**EXERCISE DIRECTIONS:** The entries must be repeated verbatim, and their images left out.

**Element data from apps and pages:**
***

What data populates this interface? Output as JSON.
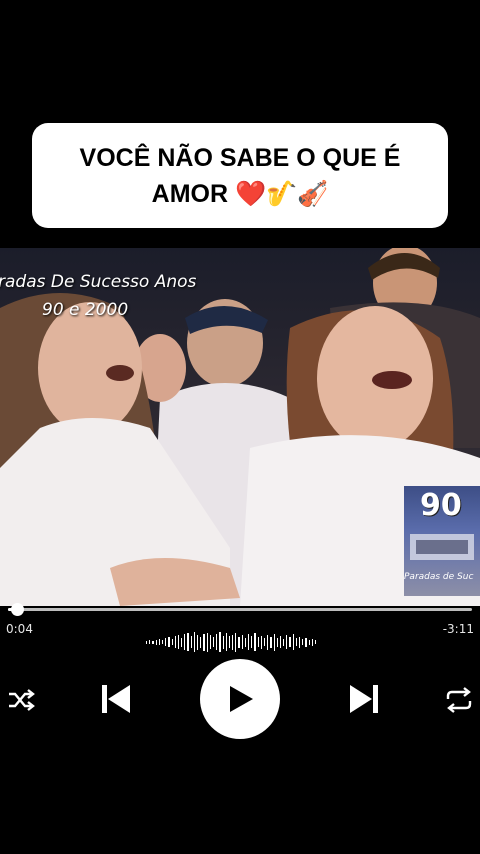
{
  "caption": {
    "line1": "VOCÊ NÃO SABE O QUE É",
    "line2": "AMOR ❤️🎷🎻"
  },
  "video": {
    "overlay_line1": "radas De Sucesso Anos",
    "overlay_line2": "90 e 2000",
    "logo_number": "90",
    "logo_text": "Paradas de Suc"
  },
  "player": {
    "elapsed": "0:04",
    "remaining": "-3:11",
    "progress_fraction": 0.02,
    "icons": [
      "shuffle-icon",
      "previous-icon",
      "play-icon",
      "next-icon",
      "repeat-icon"
    ]
  }
}
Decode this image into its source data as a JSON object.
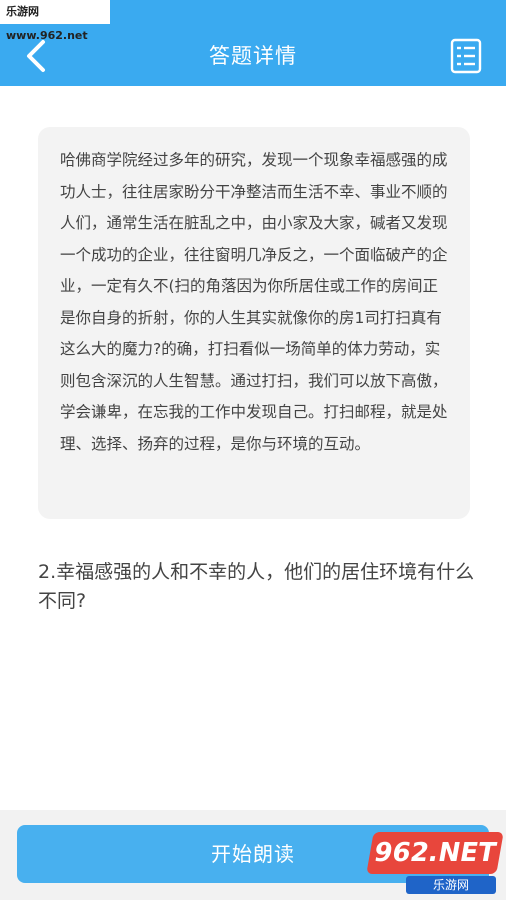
{
  "watermark_top": "乐游网 www.962.net",
  "header": {
    "title": "答题详情",
    "back_icon": "chevron-left-icon",
    "list_icon": "document-list-icon",
    "bg_color": "#3aaaf0"
  },
  "passage": {
    "text": "哈佛商学院经过多年的研究，发现一个现象幸福感强的成功人士，往往居家盼分干净整洁而生活不幸、事业不顺的人们，通常生活在脏乱之中，由小家及大家，碱者又发现一个成功的企业，往往窗明几净反之，一个面临破产的企业，一定有久不(扫的角落因为你所居住或工作的房间正是你自身的折射，你的人生其实就像你的房1司打扫真有这么大的魔力?的确，打扫看似一场简单的体力劳动，实则包含深沉的人生智慧。通过打扫，我们可以放下高傲，学会谦卑，在忘我的工作中发现自己。打扫邮程，就是处理、选择、扬弃的过程，是你与环境的互动。"
  },
  "question": {
    "text": "2.幸福感强的人和不幸的人，他们的居住环境有什么不同?"
  },
  "footer": {
    "read_button_label": "开始朗读",
    "button_color": "#48b0ef"
  },
  "watermark_br": {
    "badge": "962.NET",
    "sub": "乐游网"
  }
}
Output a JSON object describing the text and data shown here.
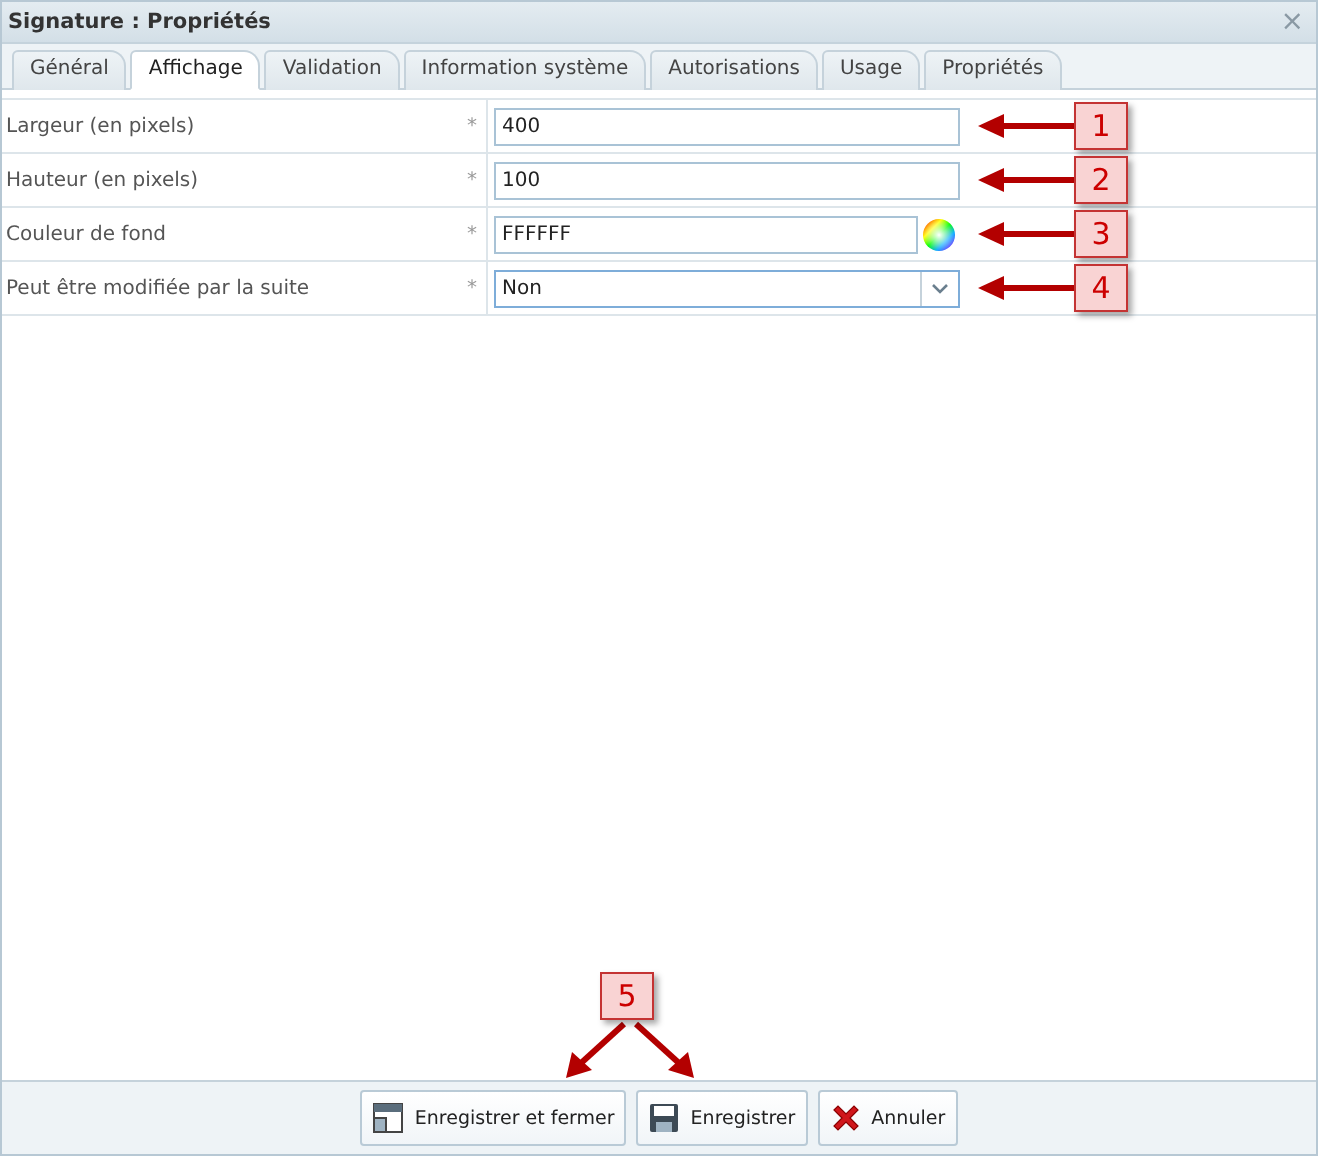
{
  "window": {
    "title": "Signature : Propriétés",
    "close": "×"
  },
  "tabs": [
    {
      "label": "Général",
      "selected": false
    },
    {
      "label": "Affichage",
      "selected": true
    },
    {
      "label": "Validation",
      "selected": false
    },
    {
      "label": "Information système",
      "selected": false
    },
    {
      "label": "Autorisations",
      "selected": false
    },
    {
      "label": "Usage",
      "selected": false
    },
    {
      "label": "Propriétés",
      "selected": false
    }
  ],
  "fields": [
    {
      "label": "Largeur (en pixels)",
      "required": "*",
      "kind": "text",
      "value": "400",
      "callout": "1"
    },
    {
      "label": "Hauteur (en pixels)",
      "required": "*",
      "kind": "text",
      "value": "100",
      "callout": "2"
    },
    {
      "label": "Couleur de fond",
      "required": "*",
      "kind": "color",
      "value": "FFFFFF",
      "callout": "3"
    },
    {
      "label": "Peut être modifiée par la suite",
      "required": "*",
      "kind": "select",
      "value": "Non",
      "callout": "4"
    }
  ],
  "footer_callout": "5",
  "buttons": [
    {
      "label": "Enregistrer et fermer",
      "kind": "save-close"
    },
    {
      "label": "Enregistrer",
      "kind": "save"
    },
    {
      "label": "Annuler",
      "kind": "cancel"
    }
  ]
}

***

**ANSWER SECTION:**
What data populates this interface? Output as JSON.
{
  "caption": {
    "line1": "VOCÊ NÃO SABE O QUE É",
    "line2": "AMOR ❤️🎷🎻"
  },
  "video": {
    "overlay_line1": "radas De Sucesso Anos",
    "overlay_line2": "90 e 2000",
    "logo_number": "90",
    "logo_text": "Paradas de Suc"
  },
  "player": {
    "elapsed": "0:04",
    "remaining": "-3:11",
    "progress_fraction": 0.02,
    "icons": [
      "shuffle-icon",
      "previous-icon",
      "play-icon",
      "next-icon",
      "repeat-icon"
    ]
  }
}
Decode this image into its source data as a JSON object.
{
  "watermark_top": "乐游网 www.962.net",
  "header": {
    "title": "答题详情",
    "back_icon": "chevron-left-icon",
    "list_icon": "document-list-icon",
    "bg_color": "#3aaaf0"
  },
  "passage": {
    "text": "哈佛商学院经过多年的研究，发现一个现象幸福感强的成功人士，往往居家盼分干净整洁而生活不幸、事业不顺的人们，通常生活在脏乱之中，由小家及大家，碱者又发现一个成功的企业，往往窗明几净反之，一个面临破产的企业，一定有久不(扫的角落因为你所居住或工作的房间正是你自身的折射，你的人生其实就像你的房1司打扫真有这么大的魔力?的确，打扫看似一场简单的体力劳动，实则包含深沉的人生智慧。通过打扫，我们可以放下高傲，学会谦卑，在忘我的工作中发现自己。打扫邮程，就是处理、选择、扬弃的过程，是你与环境的互动。"
  },
  "question": {
    "text": "2.幸福感强的人和不幸的人，他们的居住环境有什么不同?"
  },
  "footer": {
    "read_button_label": "开始朗读",
    "button_color": "#48b0ef"
  },
  "watermark_br": {
    "badge": "962.NET",
    "sub": "乐游网"
  }
}
Output a JSON object describing the text and data shown here.
{
  "window": {
    "title": "Signature : Propriétés",
    "close": "×"
  },
  "tabs": [
    {
      "label": "Général",
      "selected": false
    },
    {
      "label": "Affichage",
      "selected": true
    },
    {
      "label": "Validation",
      "selected": false
    },
    {
      "label": "Information système",
      "selected": false
    },
    {
      "label": "Autorisations",
      "selected": false
    },
    {
      "label": "Usage",
      "selected": false
    },
    {
      "label": "Propriétés",
      "selected": false
    }
  ],
  "fields": [
    {
      "label": "Largeur (en pixels)",
      "required": "*",
      "kind": "text",
      "value": "400",
      "callout": "1"
    },
    {
      "label": "Hauteur (en pixels)",
      "required": "*",
      "kind": "text",
      "value": "100",
      "callout": "2"
    },
    {
      "label": "Couleur de fond",
      "required": "*",
      "kind": "color",
      "value": "FFFFFF",
      "callout": "3"
    },
    {
      "label": "Peut être modifiée par la suite",
      "required": "*",
      "kind": "select",
      "value": "Non",
      "callout": "4"
    }
  ],
  "footer_callout": "5",
  "buttons": [
    {
      "label": "Enregistrer et fermer",
      "kind": "save-close"
    },
    {
      "label": "Enregistrer",
      "kind": "save"
    },
    {
      "label": "Annuler",
      "kind": "cancel"
    }
  ]
}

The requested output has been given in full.